> _Your instructions_
Where the word "Localitatea" occurs in a line of the data, return the whole line.
──────── Records provided ────────
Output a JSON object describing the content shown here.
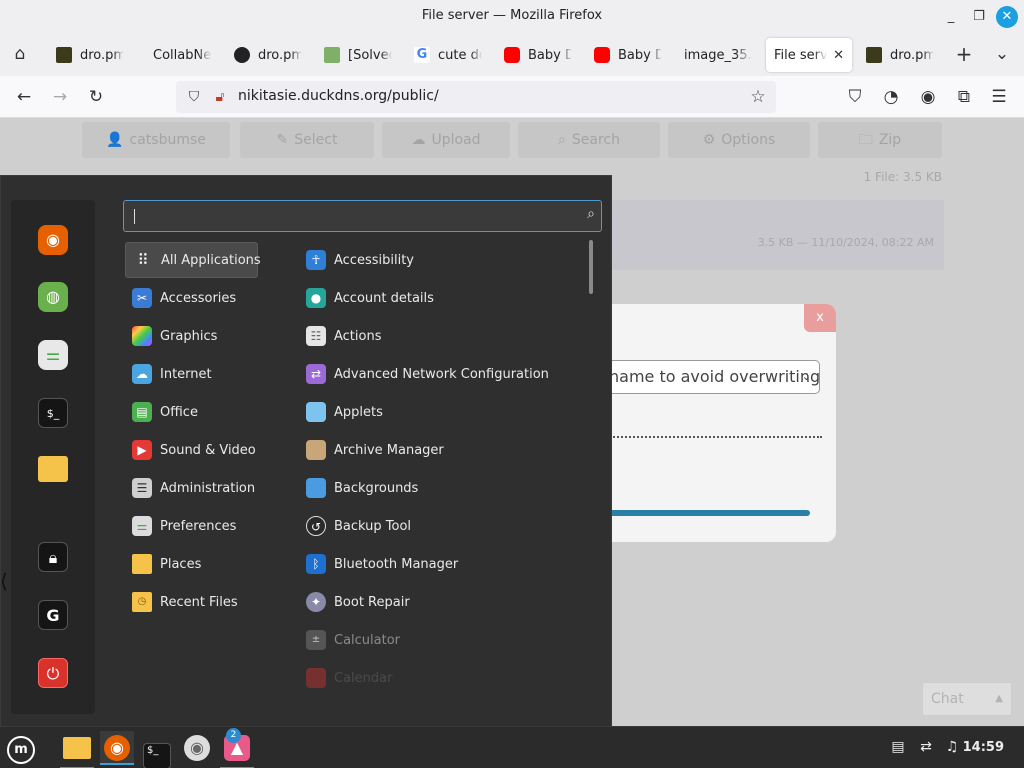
{
  "window": {
    "title": "File server — Mozilla Firefox",
    "controls": [
      "_",
      "❐",
      "✕"
    ]
  },
  "tabs": [
    {
      "label": "dro.pm/",
      "favicon_color": "#3b3b1b"
    },
    {
      "label": "CollabNet",
      "favicon_color": "#efeef1"
    },
    {
      "label": "dro.pm/",
      "favicon_color": "#222222"
    },
    {
      "label": "[Solved]",
      "favicon_color": "#7fb069"
    },
    {
      "label": "cute do",
      "favicon_color": "#4285f4"
    },
    {
      "label": "Baby D",
      "favicon_color": "#ff0000"
    },
    {
      "label": "Baby Do",
      "favicon_color": "#ff0000"
    },
    {
      "label": "image_35.p",
      "favicon_color": "#efeef1"
    },
    {
      "label": "File serv",
      "favicon_color": "#ffffff",
      "active": true
    },
    {
      "label": "dro.pm/",
      "favicon_color": "#3b3b1b"
    }
  ],
  "tab_controls": {
    "new_tab": "+",
    "list_tabs": "⌄"
  },
  "nav": {
    "url": "nikitasie.duckdns.org/public/",
    "back": "←",
    "forward": "→",
    "reload": "↻"
  },
  "page": {
    "toolbar": [
      {
        "label": "catsbumse",
        "icon": "👤"
      },
      {
        "label": "Select",
        "icon": "✎"
      },
      {
        "label": "Upload",
        "icon": "☁"
      },
      {
        "label": "Search",
        "icon": "⌕"
      },
      {
        "label": "Options",
        "icon": "⚙"
      },
      {
        "label": "Zip",
        "icon": "🗀"
      }
    ],
    "file_count": "1 File: 3.5 KB",
    "file_meta": "3.5 KB — 11/10/2024, 08:22 AM",
    "dialog": {
      "close": "x",
      "select_value": "name to avoid overwriting",
      "progress": 1.0
    },
    "chat_label": "Chat",
    "chat_arrow": "▲"
  },
  "menu": {
    "search_placeholder": "",
    "favorites": [
      {
        "name": "firefox",
        "color": "#e66000",
        "glyph": "🦊"
      },
      {
        "name": "web-browser",
        "color": "#6ab04c",
        "glyph": "◍"
      },
      {
        "name": "settings-toggle",
        "color": "#9bd16a",
        "glyph": "⚌"
      },
      {
        "name": "terminal",
        "color": "#1e1e1e",
        "glyph": "$_"
      },
      {
        "name": "files-folder",
        "color": "#f5c24a",
        "glyph": ""
      },
      {
        "name": "lock-screen",
        "color": "#1e1e1e",
        "glyph": "🔒"
      },
      {
        "name": "logout",
        "color": "#1e1e1e",
        "glyph": "G"
      },
      {
        "name": "power",
        "color": "#d9322b",
        "glyph": "⏻"
      }
    ],
    "categories": [
      {
        "label": "All Applications",
        "icon": "grid",
        "color": "#444444",
        "selected": true
      },
      {
        "label": "Accessories",
        "icon": "scissors",
        "color": "#3a7bd5"
      },
      {
        "label": "Graphics",
        "icon": "palette",
        "color": "#c44ad6"
      },
      {
        "label": "Internet",
        "icon": "cloud",
        "color": "#4aa5e0"
      },
      {
        "label": "Office",
        "icon": "doc",
        "color": "#4caf50"
      },
      {
        "label": "Sound & Video",
        "icon": "play",
        "color": "#e53935"
      },
      {
        "label": "Administration",
        "icon": "sliders",
        "color": "#9e9e9e"
      },
      {
        "label": "Preferences",
        "icon": "toggles",
        "color": "#8bc34a"
      },
      {
        "label": "Places",
        "icon": "folder",
        "color": "#f5c24a"
      },
      {
        "label": "Recent Files",
        "icon": "folder-clock",
        "color": "#f5c24a"
      }
    ],
    "apps": [
      {
        "label": "Accessibility",
        "icon": "person",
        "color": "#2f7fd6"
      },
      {
        "label": "Account details",
        "icon": "user-card",
        "color": "#26a69a"
      },
      {
        "label": "Actions",
        "icon": "list",
        "color": "#cfcfcf"
      },
      {
        "label": "Advanced Network Configuration",
        "icon": "network",
        "color": "#9c6ad6"
      },
      {
        "label": "Applets",
        "icon": "window",
        "color": "#7ec3ee"
      },
      {
        "label": "Archive Manager",
        "icon": "box",
        "color": "#c8a678"
      },
      {
        "label": "Backgrounds",
        "icon": "image",
        "color": "#4a9be0"
      },
      {
        "label": "Backup Tool",
        "icon": "backup",
        "color": "#2a2a2a"
      },
      {
        "label": "Bluetooth Manager",
        "icon": "bluetooth",
        "color": "#1e6fd0"
      },
      {
        "label": "Boot Repair",
        "icon": "wrench",
        "color": "#6a6a8a"
      },
      {
        "label": "Calculator",
        "icon": "calculator",
        "color": "#555555",
        "state": "dim"
      },
      {
        "label": "Calendar",
        "icon": "calendar",
        "color": "#a83232",
        "state": "faded"
      }
    ]
  },
  "panel": {
    "taskbar": [
      {
        "name": "files",
        "glyph": "",
        "color": "#f5c24a"
      },
      {
        "name": "firefox",
        "glyph": "🦊",
        "color": "#e66000",
        "active": true
      },
      {
        "name": "terminal",
        "glyph": "$_",
        "color": "#1e1e1e"
      },
      {
        "name": "disc",
        "glyph": "◉",
        "color": "#dddddd"
      },
      {
        "name": "image-viewer",
        "glyph": "▲",
        "color": "#e85a8a",
        "badge": "2"
      }
    ],
    "clock": "14:59"
  }
}
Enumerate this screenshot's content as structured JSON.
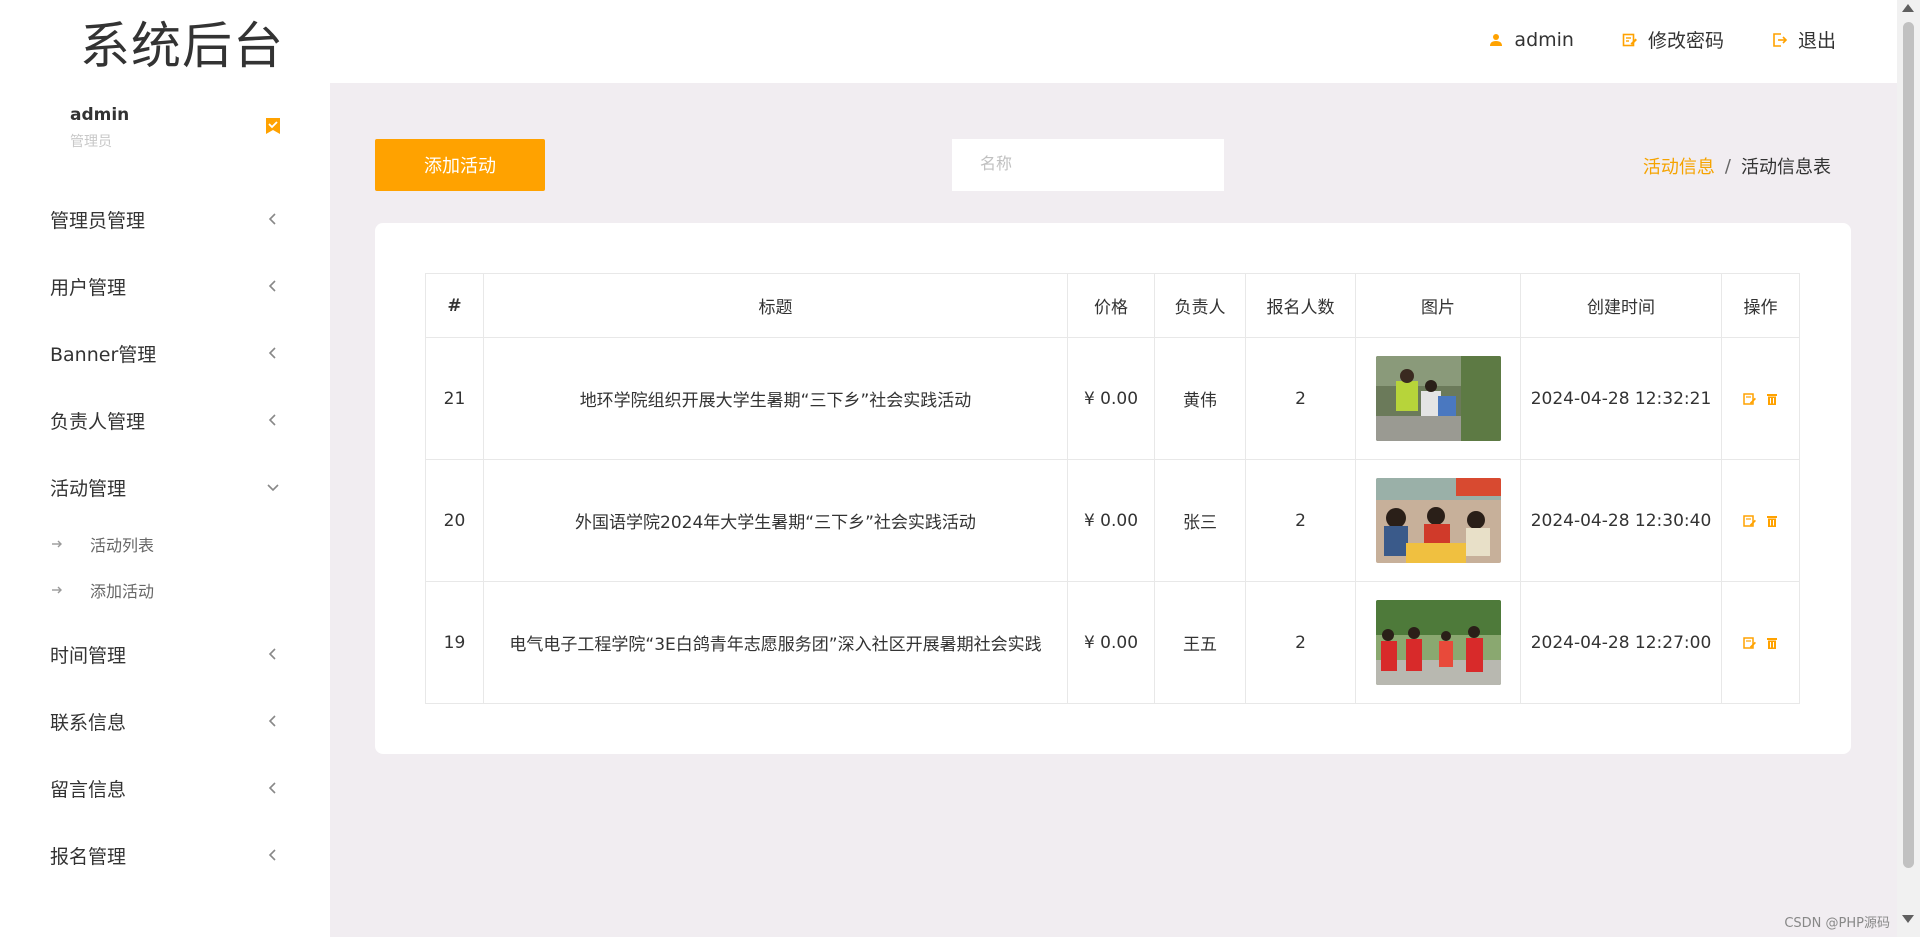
{
  "header": {
    "logo": "系统后台",
    "nav": [
      {
        "label": "admin",
        "icon": "user-icon"
      },
      {
        "label": "修改密码",
        "icon": "edit-icon"
      },
      {
        "label": "退出",
        "icon": "logout-icon"
      }
    ]
  },
  "sidebar": {
    "user_name": "admin",
    "user_role": "管理员",
    "items": [
      {
        "label": "管理员管理"
      },
      {
        "label": "用户管理"
      },
      {
        "label": "Banner管理"
      },
      {
        "label": "负责人管理"
      },
      {
        "label": "活动管理"
      },
      {
        "label": "时间管理"
      },
      {
        "label": "联系信息"
      },
      {
        "label": "留言信息"
      },
      {
        "label": "报名管理"
      }
    ],
    "activity_sub": [
      {
        "label": "活动列表"
      },
      {
        "label": "添加活动"
      }
    ]
  },
  "main": {
    "add_button": "添加活动",
    "search_placeholder": "名称",
    "breadcrumb": {
      "link": "活动信息",
      "separator": "/",
      "current": "活动信息表"
    },
    "table": {
      "headers": [
        "#",
        "标题",
        "价格",
        "负责人",
        "报名人数",
        "图片",
        "创建时间",
        "操作"
      ],
      "rows": [
        {
          "id": "21",
          "title": "地环学院组织开展大学生暑期“三下乡”社会实践活动",
          "price": "¥ 0.00",
          "owner": "黄伟",
          "count": "2",
          "created": "2024-04-28 12:32:21"
        },
        {
          "id": "20",
          "title": "外国语学院2024年大学生暑期“三下乡”社会实践活动",
          "price": "¥ 0.00",
          "owner": "张三",
          "count": "2",
          "created": "2024-04-28 12:30:40"
        },
        {
          "id": "19",
          "title": "电气电子工程学院“3E白鸽青年志愿服务团”深入社区开展暑期社会实践",
          "price": "¥ 0.00",
          "owner": "王五",
          "count": "2",
          "created": "2024-04-28 12:27:00"
        }
      ]
    }
  },
  "watermark": "CSDN @PHP源码",
  "colors": {
    "accent": "#ffa200",
    "main_bg": "#f1edf1"
  }
}
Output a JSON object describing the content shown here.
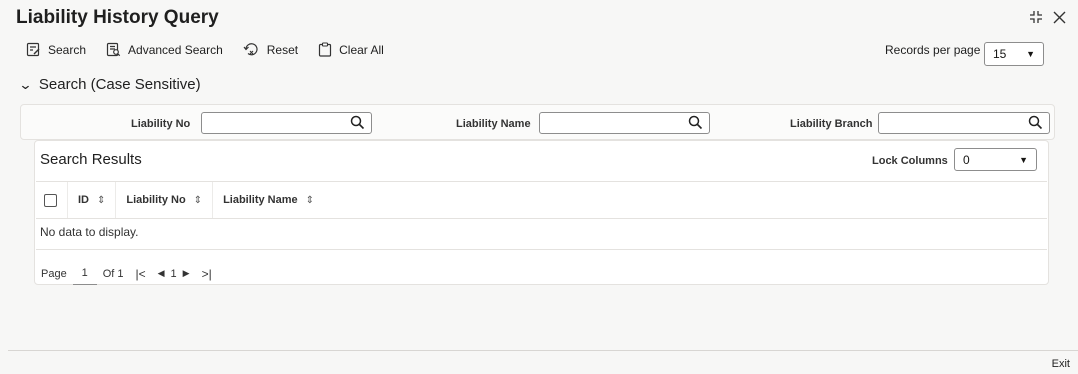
{
  "window": {
    "title": "Liability History Query",
    "collapse_icon": "collapse-icon",
    "close_icon": "close-icon"
  },
  "toolbar": {
    "search_label": "Search",
    "advanced_search_label": "Advanced Search",
    "reset_label": "Reset",
    "clear_all_label": "Clear All",
    "records_per_page_label": "Records per page",
    "records_per_page_value": "15"
  },
  "search_section": {
    "title": "Search (Case Sensitive)",
    "fields": [
      {
        "label": "Liability No",
        "value": ""
      },
      {
        "label": "Liability Name",
        "value": ""
      },
      {
        "label": "Liability Branch",
        "value": ""
      }
    ]
  },
  "results": {
    "title": "Search Results",
    "lock_columns_label": "Lock Columns",
    "lock_columns_value": "0",
    "columns": [
      "ID",
      "Liability No",
      "Liability Name"
    ],
    "empty_message": "No data to display.",
    "pager": {
      "page_label": "Page",
      "current_page": "1",
      "of_label": "Of 1",
      "page_indicator": "1"
    }
  },
  "footer": {
    "exit_label": "Exit"
  }
}
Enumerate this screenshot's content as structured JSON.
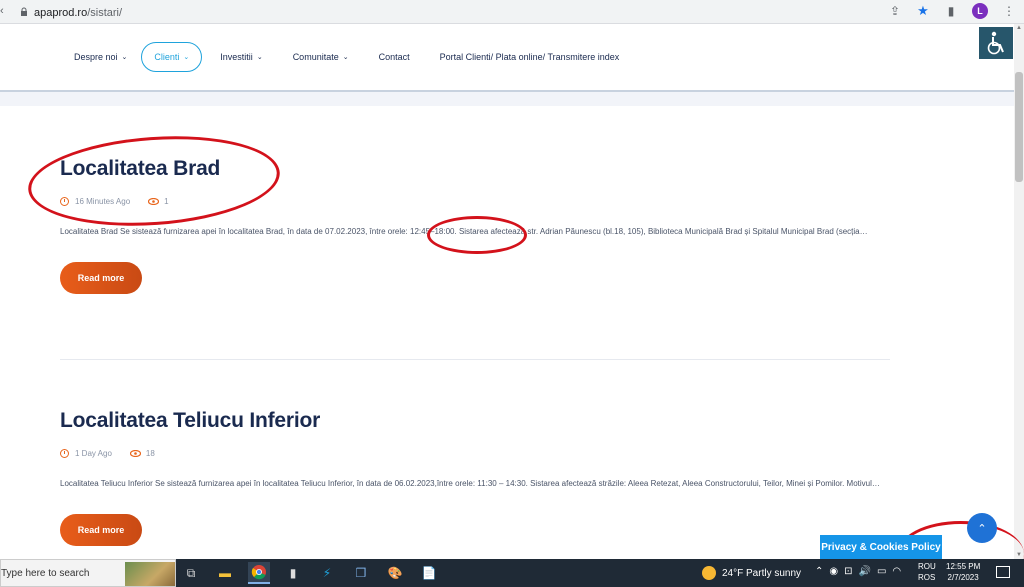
{
  "browser": {
    "url_host": "apaprod.ro",
    "url_path": "/sistari/",
    "profile_initial": "L"
  },
  "nav": {
    "items": [
      {
        "label": "Despre noi",
        "dropdown": true
      },
      {
        "label": "Clienti",
        "dropdown": true,
        "active": true
      },
      {
        "label": "Investitii",
        "dropdown": true
      },
      {
        "label": "Comunitate",
        "dropdown": true
      },
      {
        "label": "Contact",
        "dropdown": false
      },
      {
        "label": "Portal Clienti/ Plata online/ Transmitere index",
        "dropdown": false
      }
    ]
  },
  "posts": [
    {
      "title": "Localitatea Brad",
      "time_ago": "16 Minutes Ago",
      "views": "1",
      "excerpt": "Localitatea Brad Se sistează furnizarea apei în localitatea Brad, în data de 07.02.2023, între orele: 12:45–18:00. Sistarea afectează str. Adrian Păunescu (bl.18, 105), Biblioteca Municipală Brad și Spitalul Municipal Brad (secția…",
      "read_more": "Read more"
    },
    {
      "title": "Localitatea Teliucu Inferior",
      "time_ago": "1 Day Ago",
      "views": "18",
      "excerpt": "Localitatea Teliucu Inferior Se sistează furnizarea apei în localitatea Teliucu Inferior, în data de 06.02.2023,între orele: 11:30 – 14:30. Sistarea afectează străzile: Aleea Retezat, Aleea Constructorului, Teilor, Minei și Pomilor. Motivul…",
      "read_more": "Read more"
    }
  ],
  "cookies_label": "Privacy & Cookies Policy",
  "taskbar": {
    "search_placeholder": "Type here to search",
    "weather": "24°F  Partly sunny",
    "lang_1": "ROU",
    "lang_2": "ROS",
    "time": "12:55 PM",
    "date": "2/7/2023"
  },
  "colors": {
    "accent": "#1fa3dc",
    "title": "#1a2a4f",
    "button": "#e85d1a",
    "annotation": "#d3121b"
  }
}
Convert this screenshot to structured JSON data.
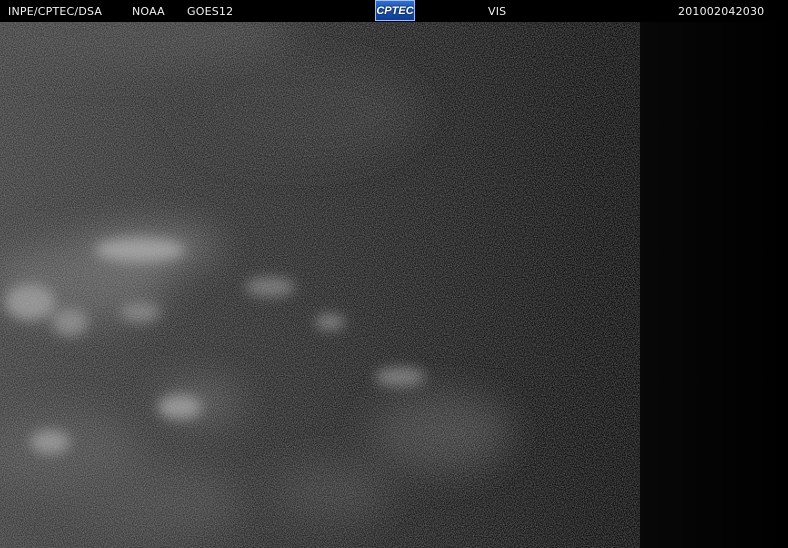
{
  "header": {
    "agency": "INPE/CPTEC/DSA",
    "source": "NOAA",
    "satellite": "GOES12",
    "logo_text": "CPTEC",
    "channel": "VIS",
    "timestamp": "201002042030"
  },
  "imagery": {
    "description_icon": "satellite-visible-image",
    "background_color": "#000000"
  }
}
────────
> _Result of the task_
      "title": "Localitatea Brad",
      "excerpt": "Localitatea Brad Se sistează furnizarea apei în localitatea Brad, în data de 07.02.2023, între orele: 12:45–18:00. Sistarea afectează str. Adrian Păunescu (bl.18, 105), Biblioteca Municipală Brad și Spitalul Municipal Brad (secția…",
      "title": "Localitatea Teliucu Inferior",
      "excerpt": "Localitatea Teliucu Inferior Se sistează furnizarea apei în localitatea Teliucu Inferior, în data de 06.02.2023,între orele: 11:30 – 14:30. Sistarea afectează străzile: Aleea Retezat, Aleea Constructorului, Teilor, Minei și Pomilor. Motivul…",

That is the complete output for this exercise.